# What to do:
Take from the data every line in which the word "icon" is found.

Task data START

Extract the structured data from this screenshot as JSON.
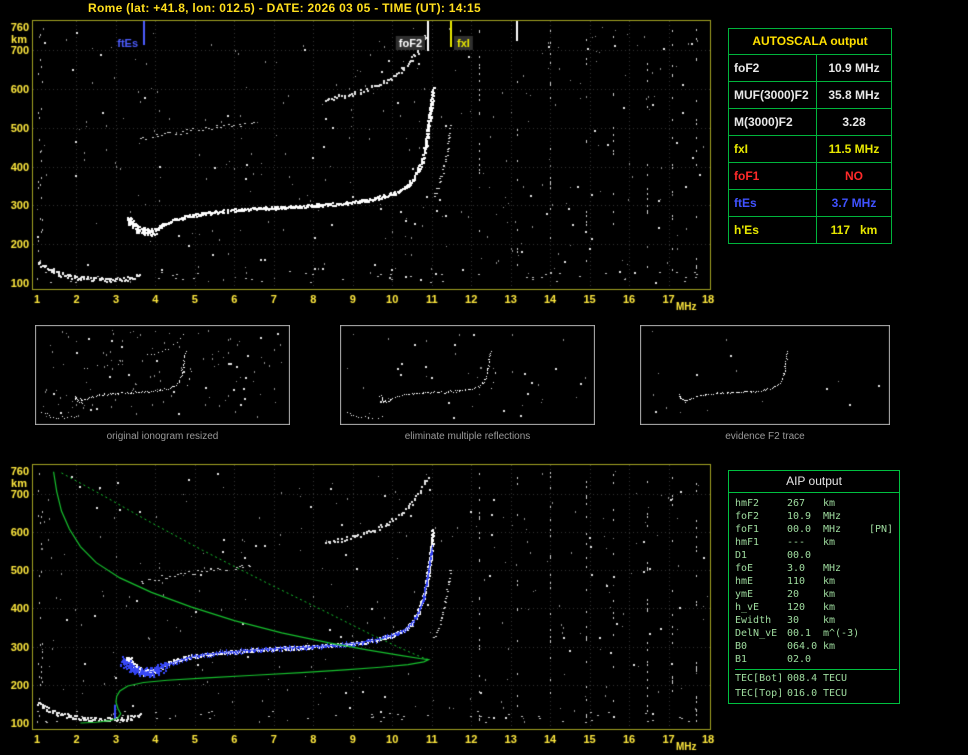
{
  "header": {
    "title": "Rome (lat: +41.8, lon: 012.5) - DATE: 2026 03 05 - TIME (UT): 14:15"
  },
  "tables": {
    "autoscala": {
      "title": "AUTOSCALA output",
      "rows": [
        {
          "label": "foF2",
          "value": "10.9 MHz",
          "color": "#e8e8e8"
        },
        {
          "label": "MUF(3000)F2",
          "value": "35.8 MHz",
          "color": "#e8e8e8"
        },
        {
          "label": "M(3000)F2",
          "value": "3.28",
          "color": "#e8e8e8"
        },
        {
          "label": "fxI",
          "value": "11.5 MHz",
          "color": "#e8e800"
        },
        {
          "label": "foF1",
          "value": "NO",
          "color": "#ff2a2a"
        },
        {
          "label": "ftEs",
          "value": "3.7 MHz",
          "color": "#4052ff"
        },
        {
          "label": "h'Es",
          "value": "117   km",
          "color": "#e8e800"
        }
      ]
    },
    "aip": {
      "title": "AIP output",
      "rows": [
        {
          "name": "hmF2",
          "value": "267",
          "unit": "km",
          "extra": ""
        },
        {
          "name": "foF2",
          "value": "10.9",
          "unit": "MHz",
          "extra": ""
        },
        {
          "name": "foF1",
          "value": "00.0",
          "unit": "MHz",
          "extra": "[PN]"
        },
        {
          "name": "hmF1",
          "value": "---",
          "unit": "km",
          "extra": ""
        },
        {
          "name": "D1",
          "value": "00.0",
          "unit": "",
          "extra": ""
        },
        {
          "name": "foE",
          "value": "3.0",
          "unit": "MHz",
          "extra": ""
        },
        {
          "name": "hmE",
          "value": "110",
          "unit": "km",
          "extra": ""
        },
        {
          "name": "ymE",
          "value": "20",
          "unit": "km",
          "extra": ""
        },
        {
          "name": "h_vE",
          "value": "120",
          "unit": "km",
          "extra": ""
        },
        {
          "name": "Ewidth",
          "value": "30",
          "unit": "km",
          "extra": ""
        },
        {
          "name": "DelN_vE",
          "value": "00.1",
          "unit": "m^(-3)",
          "extra": ""
        },
        {
          "name": "B0",
          "value": "064.0",
          "unit": "km",
          "extra": ""
        },
        {
          "name": "B1",
          "value": "02.0",
          "unit": "",
          "extra": ""
        },
        {
          "name": "TEC[Bot]",
          "value": "008.4",
          "unit": "TECU",
          "extra": ""
        },
        {
          "name": "TEC[Top]",
          "value": "016.0",
          "unit": "TECU",
          "extra": ""
        }
      ]
    }
  },
  "thumbnails": [
    {
      "caption": "original ionogram resized",
      "traces": [
        "e_layer",
        "f_cusp",
        "f_trace",
        "x_trace",
        "multiple_f",
        "multiple_low"
      ],
      "noise": 130
    },
    {
      "caption": "eliminate multiple reflections",
      "traces": [
        "e_layer",
        "f_cusp",
        "f_trace",
        "x_trace"
      ],
      "noise": 45
    },
    {
      "caption": "evidence F2 trace",
      "traces": [
        "f_cusp",
        "f_trace"
      ],
      "noise": 16
    }
  ],
  "chart_data": {
    "type": "scatter",
    "title": "Ionogram",
    "x_label": "MHz",
    "y_label": "km",
    "x_range": [
      1,
      18
    ],
    "y_range": [
      100,
      760
    ],
    "x_ticks": [
      1,
      2,
      3,
      4,
      5,
      6,
      7,
      8,
      9,
      10,
      11,
      12,
      13,
      14,
      15,
      16,
      17,
      18
    ],
    "y_ticks": [
      100,
      200,
      300,
      400,
      500,
      600,
      700,
      760
    ],
    "grid": true,
    "colors": {
      "trace": "#ffffff",
      "blue_overlay": "#2b3cf0",
      "profile_green": "#17c22e",
      "axis_yellow": "#ffe93e"
    },
    "scaled_values": {
      "foF2_mhz": 10.9,
      "fxI_mhz": 11.5,
      "ftEs_mhz": 3.7,
      "hEs_km": 117,
      "hmF2_km": 267,
      "foE_mhz": 3.0,
      "hmE_km": 110
    },
    "markers": [
      {
        "name": "ftEs",
        "label": "ftEs",
        "freq_mhz": 3.7,
        "color": "#4d5dff",
        "side": "left",
        "len": 24,
        "bg": false
      },
      {
        "name": "foF2",
        "label": "foF2",
        "freq_mhz": 10.9,
        "color": "#ffffff",
        "side": "left",
        "len": 30,
        "bg": true
      },
      {
        "name": "fxI",
        "label": "fxI",
        "freq_mhz": 11.5,
        "color": "#e8e800",
        "side": "right",
        "len": 26,
        "bg": true
      }
    ],
    "traces": {
      "e_layer": [
        [
          1.0,
          152
        ],
        [
          1.25,
          136
        ],
        [
          1.55,
          124
        ],
        [
          1.9,
          116
        ],
        [
          2.3,
          111
        ],
        [
          2.8,
          109
        ],
        [
          3.2,
          110
        ],
        [
          3.45,
          114
        ],
        [
          3.6,
          121
        ]
      ],
      "f_cusp": [
        [
          3.3,
          268
        ],
        [
          3.42,
          252
        ],
        [
          3.55,
          241
        ],
        [
          3.7,
          234
        ],
        [
          3.85,
          231
        ],
        [
          4.0,
          235
        ]
      ],
      "f_trace": [
        [
          4.0,
          237
        ],
        [
          4.2,
          249
        ],
        [
          4.5,
          263
        ],
        [
          4.9,
          274
        ],
        [
          5.5,
          283
        ],
        [
          6.2,
          289
        ],
        [
          7.0,
          294
        ],
        [
          7.8,
          298
        ],
        [
          8.5,
          303
        ],
        [
          9.1,
          309
        ],
        [
          9.6,
          318
        ],
        [
          10.0,
          329
        ],
        [
          10.3,
          344
        ],
        [
          10.5,
          363
        ],
        [
          10.65,
          388
        ],
        [
          10.77,
          420
        ],
        [
          10.86,
          460
        ],
        [
          10.93,
          510
        ],
        [
          10.99,
          558
        ],
        [
          11.04,
          605
        ]
      ],
      "x_trace": [
        [
          11.05,
          320
        ],
        [
          11.18,
          352
        ],
        [
          11.3,
          395
        ],
        [
          11.4,
          448
        ],
        [
          11.47,
          505
        ]
      ],
      "multiple_f": [
        [
          8.3,
          572
        ],
        [
          8.8,
          583
        ],
        [
          9.3,
          597
        ],
        [
          9.7,
          613
        ],
        [
          10.05,
          634
        ],
        [
          10.35,
          660
        ],
        [
          10.6,
          690
        ],
        [
          10.78,
          722
        ],
        [
          10.9,
          748
        ]
      ],
      "multiple_low": [
        [
          3.6,
          468
        ],
        [
          4.1,
          480
        ],
        [
          4.7,
          490
        ],
        [
          5.3,
          498
        ],
        [
          5.9,
          506
        ],
        [
          6.5,
          514
        ]
      ]
    },
    "overlays": {
      "blue_trace": [
        [
          3.15,
          266
        ],
        [
          3.3,
          252
        ],
        [
          3.45,
          242
        ],
        [
          3.6,
          236
        ],
        [
          3.8,
          233
        ],
        [
          4.0,
          237
        ],
        [
          4.25,
          250
        ],
        [
          4.6,
          264
        ],
        [
          5.0,
          275
        ],
        [
          5.6,
          284
        ],
        [
          6.3,
          290
        ],
        [
          7.1,
          295
        ],
        [
          7.9,
          299
        ],
        [
          8.6,
          304
        ],
        [
          9.2,
          311
        ],
        [
          9.7,
          320
        ],
        [
          10.05,
          331
        ],
        [
          10.35,
          347
        ],
        [
          10.55,
          367
        ],
        [
          10.7,
          394
        ],
        [
          10.8,
          428
        ],
        [
          10.88,
          468
        ],
        [
          10.95,
          515
        ],
        [
          11.01,
          560
        ]
      ],
      "profile_solid": [
        [
          1.42,
          758
        ],
        [
          1.5,
          706
        ],
        [
          1.62,
          655
        ],
        [
          1.82,
          608
        ],
        [
          2.1,
          562
        ],
        [
          2.5,
          520
        ],
        [
          3.1,
          480
        ],
        [
          3.9,
          442
        ],
        [
          4.9,
          404
        ],
        [
          6.0,
          368
        ],
        [
          7.2,
          336
        ],
        [
          8.4,
          310
        ],
        [
          9.4,
          291
        ],
        [
          10.2,
          277
        ],
        [
          10.7,
          269
        ],
        [
          10.92,
          266
        ],
        [
          10.8,
          260
        ],
        [
          10.4,
          253
        ],
        [
          9.7,
          246
        ],
        [
          8.8,
          239
        ],
        [
          7.7,
          232
        ],
        [
          6.5,
          225
        ],
        [
          5.3,
          218
        ],
        [
          4.3,
          212
        ],
        [
          3.7,
          206
        ],
        [
          3.3,
          197
        ],
        [
          3.1,
          184
        ],
        [
          3.02,
          170
        ],
        [
          3.0,
          155
        ],
        [
          3.05,
          138
        ],
        [
          3.12,
          124
        ],
        [
          3.05,
          113
        ],
        [
          2.85,
          106
        ],
        [
          2.5,
          102
        ],
        [
          2.1,
          100
        ]
      ],
      "profile_dotted": [
        [
          1.62,
          755
        ],
        [
          2.6,
          700
        ],
        [
          3.8,
          630
        ],
        [
          5.2,
          552
        ],
        [
          6.8,
          468
        ],
        [
          8.3,
          392
        ],
        [
          9.5,
          330
        ],
        [
          10.3,
          292
        ],
        [
          10.75,
          272
        ],
        [
          10.92,
          266
        ]
      ],
      "es_marker": {
        "freq_mhz": 2.97,
        "h_from": 112,
        "h_to": 148,
        "color": "#3a4cff"
      }
    },
    "rfi_columns_mhz": [
      12.2,
      13.17,
      14.0,
      14.9,
      15.6,
      16.45,
      17.1,
      17.7
    ],
    "rfi_top_tick_mhz": 13.17
  }
}
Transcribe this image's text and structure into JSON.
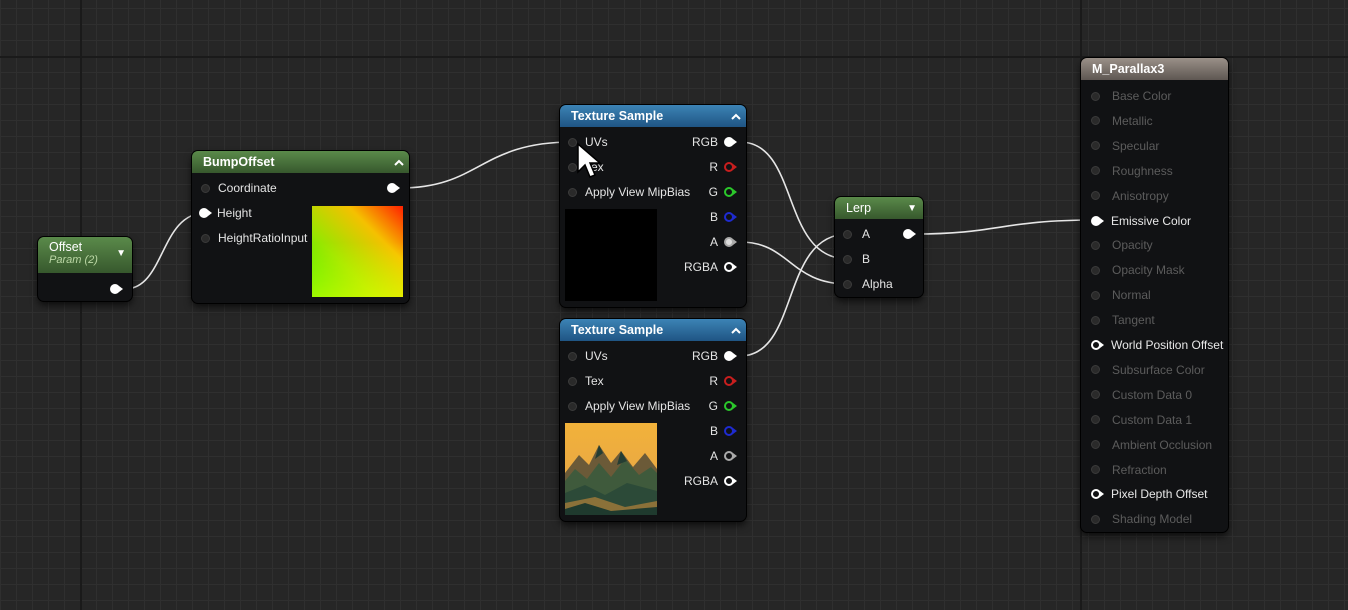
{
  "offset_node": {
    "title": "Offset",
    "subtitle": "Param (2)"
  },
  "bump_node": {
    "title": "BumpOffset",
    "inputs": [
      "Coordinate",
      "Height",
      "HeightRatioInput"
    ]
  },
  "tex1": {
    "title": "Texture Sample",
    "inputs": [
      "UVs",
      "Tex",
      "Apply View MipBias"
    ],
    "outputs": [
      "RGB",
      "R",
      "G",
      "B",
      "A",
      "RGBA"
    ]
  },
  "tex2": {
    "title": "Texture Sample",
    "inputs": [
      "UVs",
      "Tex",
      "Apply View MipBias"
    ],
    "outputs": [
      "RGB",
      "R",
      "G",
      "B",
      "A",
      "RGBA"
    ]
  },
  "lerp": {
    "title": "Lerp",
    "inputs": [
      "A",
      "B",
      "Alpha"
    ]
  },
  "material": {
    "title": "M_Parallax3",
    "pins": [
      {
        "label": "Base Color",
        "enabled": false
      },
      {
        "label": "Metallic",
        "enabled": false
      },
      {
        "label": "Specular",
        "enabled": false
      },
      {
        "label": "Roughness",
        "enabled": false
      },
      {
        "label": "Anisotropy",
        "enabled": false
      },
      {
        "label": "Emissive Color",
        "enabled": true
      },
      {
        "label": "Opacity",
        "enabled": false
      },
      {
        "label": "Opacity Mask",
        "enabled": false
      },
      {
        "label": "Normal",
        "enabled": false
      },
      {
        "label": "Tangent",
        "enabled": false
      },
      {
        "label": "World Position Offset",
        "enabled": true
      },
      {
        "label": "Subsurface Color",
        "enabled": false
      },
      {
        "label": "Custom Data 0",
        "enabled": false
      },
      {
        "label": "Custom Data 1",
        "enabled": false
      },
      {
        "label": "Ambient Occlusion",
        "enabled": false
      },
      {
        "label": "Refraction",
        "enabled": false
      },
      {
        "label": "Pixel Depth Offset",
        "enabled": true
      },
      {
        "label": "Shading Model",
        "enabled": false
      }
    ]
  },
  "colors": {
    "r_pin": "#c81e1e",
    "g_pin": "#2bc82b",
    "b_pin": "#1e2bd0",
    "header_blue": "#2f6ea0",
    "header_green": "#4a7a3c"
  }
}
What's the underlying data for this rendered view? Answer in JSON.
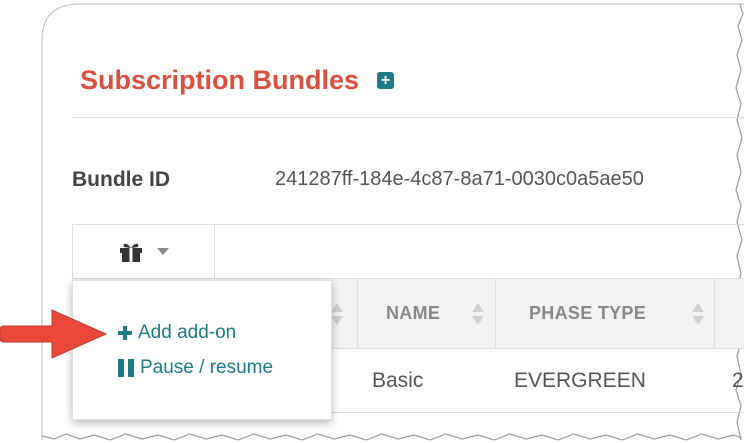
{
  "header": {
    "title": "Subscription Bundles",
    "add_icon": "plus-square-icon"
  },
  "bundle": {
    "id_label": "Bundle ID",
    "id_value": "241287ff-184e-4c87-8a71-0030c0a5ae50"
  },
  "table": {
    "actions_icon": "gift-icon",
    "actions_caret": "caret-down-icon",
    "columns": [
      {
        "label": "",
        "sortable": true
      },
      {
        "label": "NAME",
        "sortable": true
      },
      {
        "label": "PHASE TYPE",
        "sortable": true
      }
    ],
    "rows": [
      {
        "name": "Basic",
        "phase_type": "EVERGREEN",
        "next": "2"
      }
    ]
  },
  "dropdown": {
    "items": [
      {
        "label": "Add add-on",
        "icon": "plus-icon"
      },
      {
        "label": "Pause / resume",
        "icon": "pause-icon"
      }
    ]
  },
  "colors": {
    "title": "#d9503f",
    "accent": "#1c7b84",
    "arrow": "#e8473a",
    "header_bg": "#f2f2f2",
    "header_text": "#888888"
  }
}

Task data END

# Written reply:
    "add_icon": "plus-square-icon"
    "actions_icon": "gift-icon",
    "actions_caret": "caret-down-icon",
        "icon": "plus-icon"
        "icon": "pause-icon"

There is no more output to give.